As California continues to grapple with a shortage of classroom teachers, a newly formed Sacramento State task force is exploring how the University can help tackle the challenge.
The task force will explore ways to improve teacher preparation at Sacramento State and develop a campus-wide commitment to the task of training the region’s future educators. That includes developing a campus identity and clear strategy focused on high-quality teacher preparation.
The panel is comprised of faculty from each of the University’s seven academic colleges as well as a student advising representative, an education student and the chair of the teaching credentials program.
Pia Wong, associate dean of Education and task force co-chair, says the task force's mission is especially critical given that most of the university’s teaching credential programs are post-baccalaureate, not undergraduate, programs.
“In addition to being a good regional partner on solving the teacher shortage, we also want to get the campus to engage with the notion that every department is doing some kind of teacher preparation, whether they know it or not,” says Wong, who is co-chairing the task force with Chevelle Newsome, dean of Graduate Studies.
“We have a lot of expertise, and we make really significant contributions, across all fields, to the region. This task force gives us a chance to reflect on that and then be very explicit about how pivotal our role is in preparing the education workforce.”
Credential students enter the program from a variety of academic majors. For future elementary school teachers, the most common undergraduate majors are child development, liberal studies, psychology, and communication studies. Future high school teachers and special educators come from a range of disciplines and programs.

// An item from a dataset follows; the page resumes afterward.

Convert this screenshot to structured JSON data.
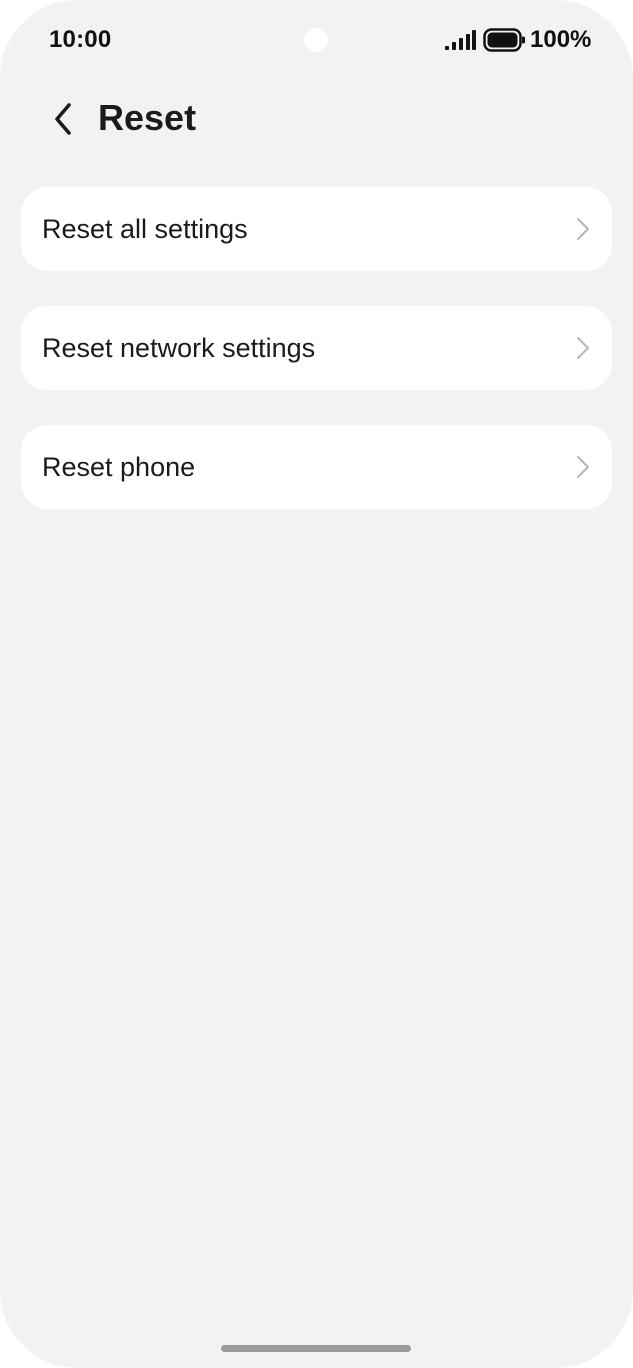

Four factors are contributing to the statewide shortage, according to Wong: a large number of teacher retirements, an uptick in the school-aged population, declining enrolments in teacher preparation programs, and attrition – the number of teachers who are leaving the profession. Th at exodus of teaching talent, Wong says, underscores the importance of ensuring that students interested in the profession are supported and provided tools they need to succeed.
“We’ve got to prepare more teachers, but we also have to prepare teachers who have the knowledge and skills to stay and thrive in the profession,” she says, adding that systematically supporting future teachers when they begin at Sacramento State will be a key strategy in reaching this goal.
The group’s initial tasks will be to research who is and is not coming to Sacramento State to obtain their credential and why or why not, as well as beginning to explore ways to develop a campus-wide commitment to teacher preparation. The task force alsos will consider:
- Potential curriculum changes that could streamline the process of obtaining a credential and get qualified teachers into classrooms more quickly.
- Revamping advising and developing college and career roadmaps for students interested in teaching.
- Creating events, activities and affinity groups among faculty and staff to identify, encourage, and support potential future teachers.
“It’s actually more complicated to put together an application for a teaching credential program than most people realize, Wong says. "A student takes more tests to get into a credential program, and takes more tests to get out of the program.
“We have to figure out a way to get folks feeling enthusiastic about the profession despite these barriers.”
The task force expects to make specific recommendations at the end of the fall 2018 semester. For more information about Sacramento State’s teaching credential programs, the College of Education page on the University website. – Jonathan Morales